Proper inspection, maintenance, repair and storage is essential to ensure the Respiratory Protective Equipment (RPE) works correctly and provides the appropriate level of protection. The goal is to maintain the equipment in a condition that provides the same effectiveness as it had when it was first manufactured.

RPE should be inspected for signs of damage before each use and during cleaning. An inspection should cover manufacturer’s instructions. When carrying out inspection and maintenance, check that:

  • connections are tight
  • there are no holes or tears
  • there is no distortion of the face seal
  • there is no deterioration or loss of elasticity in the straps
  • there are no broken or malfunctioning buckles
  • inhalation and exhalation valves are clean and operational
  • the valve and valve seat are free from dust, dirt and hair
  • the filters are properly secured and filter housing is not cross threaded
  • there is nothing that would impair vision on a full-face respirators
  • there are no faults in the connections on powered air purifying respirators (PAPRs) and supplied air respirators
  • powered air purifying respirators (PAPRs) and supplied air respirators have the correct settings
  • there is adequate battery charge and flow rate when using a powered respirator.

RPE that have failed inspection need to be taken out of service. Repairs should only be undertaken by a competent person.

Disposable respirators are for single use and should be disposed after use. Ongoing maintenance is not required.


Particulate filters should be replaced when it becomes:

  • difficult to breathe through (this will vary from individual to individual), or
  • the filter is visibly dirty or damaged e.g. from welding sparks.

A particulate filters’ performance may be degraded without a noticeable increase in breathing resistance, therefore clogging will not give adequate guidance for filter replacement.

Gas and vapour filter replacement depends on a number of factors including the:

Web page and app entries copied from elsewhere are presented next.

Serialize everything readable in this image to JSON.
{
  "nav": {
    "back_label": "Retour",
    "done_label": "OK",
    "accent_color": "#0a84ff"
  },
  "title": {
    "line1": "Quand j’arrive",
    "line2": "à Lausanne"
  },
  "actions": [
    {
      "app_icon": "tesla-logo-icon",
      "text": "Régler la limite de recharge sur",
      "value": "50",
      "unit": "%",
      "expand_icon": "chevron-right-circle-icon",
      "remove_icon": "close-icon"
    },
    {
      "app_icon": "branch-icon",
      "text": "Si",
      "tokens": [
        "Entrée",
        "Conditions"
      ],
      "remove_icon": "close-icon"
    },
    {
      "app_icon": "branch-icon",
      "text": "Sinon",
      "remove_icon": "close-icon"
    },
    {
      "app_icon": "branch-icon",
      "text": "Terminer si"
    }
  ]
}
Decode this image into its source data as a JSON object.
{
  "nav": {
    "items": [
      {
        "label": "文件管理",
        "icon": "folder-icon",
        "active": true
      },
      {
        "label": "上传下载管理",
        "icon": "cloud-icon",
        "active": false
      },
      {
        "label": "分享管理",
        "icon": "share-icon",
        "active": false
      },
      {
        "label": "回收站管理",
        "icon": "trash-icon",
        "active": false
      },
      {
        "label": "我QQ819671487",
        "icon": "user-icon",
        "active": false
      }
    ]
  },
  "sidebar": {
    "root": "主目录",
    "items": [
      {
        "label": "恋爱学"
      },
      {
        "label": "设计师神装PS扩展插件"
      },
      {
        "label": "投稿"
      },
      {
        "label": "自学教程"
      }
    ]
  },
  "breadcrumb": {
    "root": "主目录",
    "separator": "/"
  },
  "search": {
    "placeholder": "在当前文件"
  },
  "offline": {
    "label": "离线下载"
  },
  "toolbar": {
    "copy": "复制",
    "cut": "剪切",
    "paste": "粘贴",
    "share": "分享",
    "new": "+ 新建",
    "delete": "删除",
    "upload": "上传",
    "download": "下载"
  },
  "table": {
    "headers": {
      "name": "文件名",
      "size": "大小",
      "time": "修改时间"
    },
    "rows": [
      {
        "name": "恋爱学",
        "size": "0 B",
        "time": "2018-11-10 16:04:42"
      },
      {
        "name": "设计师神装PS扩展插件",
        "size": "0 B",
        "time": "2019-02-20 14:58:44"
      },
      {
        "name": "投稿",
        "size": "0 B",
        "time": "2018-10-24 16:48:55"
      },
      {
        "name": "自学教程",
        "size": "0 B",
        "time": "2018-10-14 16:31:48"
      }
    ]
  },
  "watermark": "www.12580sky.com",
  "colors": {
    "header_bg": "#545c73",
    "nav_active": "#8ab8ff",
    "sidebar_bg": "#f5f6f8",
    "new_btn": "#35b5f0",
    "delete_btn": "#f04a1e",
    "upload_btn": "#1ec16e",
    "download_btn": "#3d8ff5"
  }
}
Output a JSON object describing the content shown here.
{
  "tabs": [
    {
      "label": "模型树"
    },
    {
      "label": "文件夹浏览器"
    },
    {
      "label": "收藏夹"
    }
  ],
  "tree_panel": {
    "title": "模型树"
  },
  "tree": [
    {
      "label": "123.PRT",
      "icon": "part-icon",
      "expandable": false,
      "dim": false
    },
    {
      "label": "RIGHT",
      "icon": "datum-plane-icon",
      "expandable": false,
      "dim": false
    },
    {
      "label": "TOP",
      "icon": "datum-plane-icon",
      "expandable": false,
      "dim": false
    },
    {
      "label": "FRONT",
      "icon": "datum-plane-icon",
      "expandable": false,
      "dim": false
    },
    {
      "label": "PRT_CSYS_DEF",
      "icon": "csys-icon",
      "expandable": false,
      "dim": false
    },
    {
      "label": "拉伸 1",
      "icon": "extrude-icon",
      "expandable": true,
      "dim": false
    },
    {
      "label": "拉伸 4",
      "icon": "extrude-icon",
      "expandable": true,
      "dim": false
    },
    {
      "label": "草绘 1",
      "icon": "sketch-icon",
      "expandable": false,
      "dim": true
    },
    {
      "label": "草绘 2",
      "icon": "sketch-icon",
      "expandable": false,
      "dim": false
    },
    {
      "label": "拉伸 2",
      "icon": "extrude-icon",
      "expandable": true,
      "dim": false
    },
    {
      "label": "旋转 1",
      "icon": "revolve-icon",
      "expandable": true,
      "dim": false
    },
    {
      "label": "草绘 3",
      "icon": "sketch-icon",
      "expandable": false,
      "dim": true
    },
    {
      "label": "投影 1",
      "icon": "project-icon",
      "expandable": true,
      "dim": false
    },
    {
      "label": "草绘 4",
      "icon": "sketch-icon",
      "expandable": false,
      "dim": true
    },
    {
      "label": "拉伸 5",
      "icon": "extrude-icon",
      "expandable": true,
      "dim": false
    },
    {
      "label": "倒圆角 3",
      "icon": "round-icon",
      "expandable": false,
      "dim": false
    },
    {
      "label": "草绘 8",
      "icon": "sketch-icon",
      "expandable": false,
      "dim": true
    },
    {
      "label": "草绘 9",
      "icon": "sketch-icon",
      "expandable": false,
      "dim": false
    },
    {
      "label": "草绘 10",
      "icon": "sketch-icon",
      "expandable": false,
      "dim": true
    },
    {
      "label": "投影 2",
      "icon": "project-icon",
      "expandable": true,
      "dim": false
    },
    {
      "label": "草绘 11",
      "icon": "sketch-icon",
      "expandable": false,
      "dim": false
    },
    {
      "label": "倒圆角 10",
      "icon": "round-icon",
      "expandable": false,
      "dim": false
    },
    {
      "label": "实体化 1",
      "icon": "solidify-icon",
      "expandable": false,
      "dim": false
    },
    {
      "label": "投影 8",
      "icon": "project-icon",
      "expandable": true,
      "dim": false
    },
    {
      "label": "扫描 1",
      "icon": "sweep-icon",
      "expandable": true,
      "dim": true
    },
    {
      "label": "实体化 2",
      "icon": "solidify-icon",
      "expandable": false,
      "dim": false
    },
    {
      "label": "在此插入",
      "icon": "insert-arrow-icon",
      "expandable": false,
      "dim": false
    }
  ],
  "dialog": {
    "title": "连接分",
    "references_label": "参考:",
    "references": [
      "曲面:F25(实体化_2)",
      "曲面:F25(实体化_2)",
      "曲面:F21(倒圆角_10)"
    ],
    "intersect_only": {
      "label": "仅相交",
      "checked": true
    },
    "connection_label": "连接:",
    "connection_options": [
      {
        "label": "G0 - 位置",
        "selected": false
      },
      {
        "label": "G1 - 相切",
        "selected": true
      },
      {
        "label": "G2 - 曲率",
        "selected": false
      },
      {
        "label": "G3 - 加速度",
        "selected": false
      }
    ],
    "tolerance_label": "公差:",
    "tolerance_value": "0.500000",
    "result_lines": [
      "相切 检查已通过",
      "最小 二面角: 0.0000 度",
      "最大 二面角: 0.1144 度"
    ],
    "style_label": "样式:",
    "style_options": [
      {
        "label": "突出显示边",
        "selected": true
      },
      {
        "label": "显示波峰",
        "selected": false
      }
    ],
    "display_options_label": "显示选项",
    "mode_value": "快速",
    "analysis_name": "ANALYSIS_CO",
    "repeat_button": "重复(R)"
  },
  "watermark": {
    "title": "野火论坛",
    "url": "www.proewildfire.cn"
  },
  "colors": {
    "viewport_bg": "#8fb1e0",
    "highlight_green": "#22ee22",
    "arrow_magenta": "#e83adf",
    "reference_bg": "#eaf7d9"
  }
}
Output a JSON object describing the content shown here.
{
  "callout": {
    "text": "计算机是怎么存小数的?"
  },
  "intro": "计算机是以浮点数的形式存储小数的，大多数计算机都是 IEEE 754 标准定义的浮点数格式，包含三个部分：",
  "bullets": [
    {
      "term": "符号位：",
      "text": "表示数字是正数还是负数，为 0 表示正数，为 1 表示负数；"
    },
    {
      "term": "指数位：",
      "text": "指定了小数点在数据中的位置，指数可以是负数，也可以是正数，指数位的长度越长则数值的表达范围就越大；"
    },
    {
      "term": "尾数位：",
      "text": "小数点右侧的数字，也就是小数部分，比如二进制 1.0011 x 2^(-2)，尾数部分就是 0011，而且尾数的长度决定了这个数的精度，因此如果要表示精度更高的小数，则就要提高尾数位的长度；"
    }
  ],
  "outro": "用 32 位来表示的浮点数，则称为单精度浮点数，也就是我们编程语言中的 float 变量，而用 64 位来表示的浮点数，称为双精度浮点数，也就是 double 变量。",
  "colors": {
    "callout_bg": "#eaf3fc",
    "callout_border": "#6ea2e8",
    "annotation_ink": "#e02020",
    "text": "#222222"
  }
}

  • class of the filter – Class 1 filters can absorb less total contaminants than a Class 3
  • level of contaminants in the workplace air – the higher the level of airborne contaminants the shorter the service life of the filter
  • intensity of the work – higher breathing rates will reduce the filter service life
  • temperature and humidity – high humidity can significantly decrease filter life
  • manufacturer's instructions – expiration date.

Once the capacity of gas and vapour filters is reached, gas or vapour will pass straight through and provide no protection to the worker.


Cleaning a reusable facepiece is required after each use to remove contamination, moisture build-up and microbes.

The manufacturer’s instructions should provide advice on cleaning the RPE, including the appropriate cleaning materials and disinfectants to use. The use of cleaning products other than those recommended by the manufacturer may cause problems with the RPE.

Cleaning and drying should be carried out in a clean area to avoid contamination of the RPE.

Disposable respirators and dust masks should not be cleaned, while cartridges and filters cannot be cleaned.


All RPE should be stored in accordance with the manufacturer’s instructions to protect them from damage, contamination, dust, sunlight, extreme temperatures, excessive moisture and hazardous chemicals, you should:

  • store RPE in a clean dry place ensuring the RPE doesn’t get crushed
  • remove filters and cartridges from the respirator and store in separate bags to prevent cross contamination
  • keep gas and vapour filters in containers or bags with air tight seals as they continue to absorb airborne contaminants even when not being worn
  • store half-face respirators or full-face respirators fitted with gas cartridges in a sealed container between uses
  • ensure RPE is readily accessible and convenient to the place of work.